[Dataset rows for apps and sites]
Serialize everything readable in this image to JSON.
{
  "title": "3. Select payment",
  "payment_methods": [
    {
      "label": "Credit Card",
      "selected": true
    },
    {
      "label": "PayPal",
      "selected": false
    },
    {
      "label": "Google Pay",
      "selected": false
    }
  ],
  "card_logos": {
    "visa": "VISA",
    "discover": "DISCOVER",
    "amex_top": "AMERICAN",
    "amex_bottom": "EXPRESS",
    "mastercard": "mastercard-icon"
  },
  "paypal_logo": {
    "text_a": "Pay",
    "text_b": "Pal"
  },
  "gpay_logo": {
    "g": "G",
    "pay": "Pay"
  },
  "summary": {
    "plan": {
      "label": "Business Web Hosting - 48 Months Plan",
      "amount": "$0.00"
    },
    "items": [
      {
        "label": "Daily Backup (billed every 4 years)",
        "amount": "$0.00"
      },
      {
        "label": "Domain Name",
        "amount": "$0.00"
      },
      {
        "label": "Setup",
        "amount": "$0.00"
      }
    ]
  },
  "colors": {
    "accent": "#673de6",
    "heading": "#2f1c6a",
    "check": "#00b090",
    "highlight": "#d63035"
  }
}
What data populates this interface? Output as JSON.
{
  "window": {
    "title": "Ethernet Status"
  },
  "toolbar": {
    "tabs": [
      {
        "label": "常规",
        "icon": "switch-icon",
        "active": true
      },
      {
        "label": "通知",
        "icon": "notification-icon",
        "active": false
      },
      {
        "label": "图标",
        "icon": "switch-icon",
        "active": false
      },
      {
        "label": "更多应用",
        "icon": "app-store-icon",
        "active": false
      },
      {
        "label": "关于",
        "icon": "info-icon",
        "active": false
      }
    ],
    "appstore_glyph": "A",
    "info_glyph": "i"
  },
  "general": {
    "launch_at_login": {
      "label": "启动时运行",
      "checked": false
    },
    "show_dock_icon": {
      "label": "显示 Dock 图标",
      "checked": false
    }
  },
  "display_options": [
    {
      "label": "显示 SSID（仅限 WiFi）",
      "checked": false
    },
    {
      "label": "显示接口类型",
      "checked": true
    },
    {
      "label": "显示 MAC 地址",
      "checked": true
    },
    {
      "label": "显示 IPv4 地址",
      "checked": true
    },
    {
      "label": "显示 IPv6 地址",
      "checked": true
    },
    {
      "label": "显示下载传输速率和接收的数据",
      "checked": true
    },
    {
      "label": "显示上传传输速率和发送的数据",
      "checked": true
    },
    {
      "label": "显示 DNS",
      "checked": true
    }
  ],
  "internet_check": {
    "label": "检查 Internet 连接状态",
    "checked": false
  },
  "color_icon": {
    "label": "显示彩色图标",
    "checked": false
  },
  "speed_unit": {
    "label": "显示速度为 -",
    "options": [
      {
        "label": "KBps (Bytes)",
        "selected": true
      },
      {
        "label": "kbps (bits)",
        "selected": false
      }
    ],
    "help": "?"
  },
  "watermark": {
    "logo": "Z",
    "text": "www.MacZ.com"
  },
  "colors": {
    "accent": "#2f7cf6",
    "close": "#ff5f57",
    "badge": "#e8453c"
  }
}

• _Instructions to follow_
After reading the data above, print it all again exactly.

• _Answer space_
Serialize everything readable in this image to JSON.
{
  "title": "3. Select payment",
  "payment_methods": [
    {
      "label": "Credit Card",
      "selected": true
    },
    {
      "label": "PayPal",
      "selected": false
    },
    {
      "label": "Google Pay",
      "selected": false
    }
  ],
  "card_logos": {
    "visa": "VISA",
    "discover": "DISCOVER",
    "amex_top": "AMERICAN",
    "amex_bottom": "EXPRESS",
    "mastercard": "mastercard-icon"
  },
  "paypal_logo": {
    "text_a": "Pay",
    "text_b": "Pal"
  },
  "gpay_logo": {
    "g": "G",
    "pay": "Pay"
  },
  "summary": {
    "plan": {
      "label": "Business Web Hosting - 48 Months Plan",
      "amount": "$0.00"
    },
    "items": [
      {
        "label": "Daily Backup (billed every 4 years)",
        "amount": "$0.00"
      },
      {
        "label": "Domain Name",
        "amount": "$0.00"
      },
      {
        "label": "Setup",
        "amount": "$0.00"
      }
    ]
  },
  "colors": {
    "accent": "#673de6",
    "heading": "#2f1c6a",
    "check": "#00b090",
    "highlight": "#d63035"
  }
}
What data populates this interface? Output as JSON.
{
  "window": {
    "title": "Ethernet Status"
  },
  "toolbar": {
    "tabs": [
      {
        "label": "常规",
        "icon": "switch-icon",
        "active": true
      },
      {
        "label": "通知",
        "icon": "notification-icon",
        "active": false
      },
      {
        "label": "图标",
        "icon": "switch-icon",
        "active": false
      },
      {
        "label": "更多应用",
        "icon": "app-store-icon",
        "active": false
      },
      {
        "label": "关于",
        "icon": "info-icon",
        "active": false
      }
    ],
    "appstore_glyph": "A",
    "info_glyph": "i"
  },
  "general": {
    "launch_at_login": {
      "label": "启动时运行",
      "checked": false
    },
    "show_dock_icon": {
      "label": "显示 Dock 图标",
      "checked": false
    }
  },
  "display_options": [
    {
      "label": "显示 SSID（仅限 WiFi）",
      "checked": false
    },
    {
      "label": "显示接口类型",
      "checked": true
    },
    {
      "label": "显示 MAC 地址",
      "checked": true
    },
    {
      "label": "显示 IPv4 地址",
      "checked": true
    },
    {
      "label": "显示 IPv6 地址",
      "checked": true
    },
    {
      "label": "显示下载传输速率和接收的数据",
      "checked": true
    },
    {
      "label": "显示上传传输速率和发送的数据",
      "checked": true
    },
    {
      "label": "显示 DNS",
      "checked": true
    }
  ],
  "internet_check": {
    "label": "检查 Internet 连接状态",
    "checked": false
  },
  "color_icon": {
    "label": "显示彩色图标",
    "checked": false
  },
  "speed_unit": {
    "label": "显示速度为 -",
    "options": [
      {
        "label": "KBps (Bytes)",
        "selected": true
      },
      {
        "label": "kbps (bits)",
        "selected": false
      }
    ],
    "help": "?"
  },
  "watermark": {
    "logo": "Z",
    "text": "www.MacZ.com"
  },
  "colors": {
    "accent": "#2f7cf6",
    "close": "#ff5f57",
    "badge": "#e8453c"
  }
}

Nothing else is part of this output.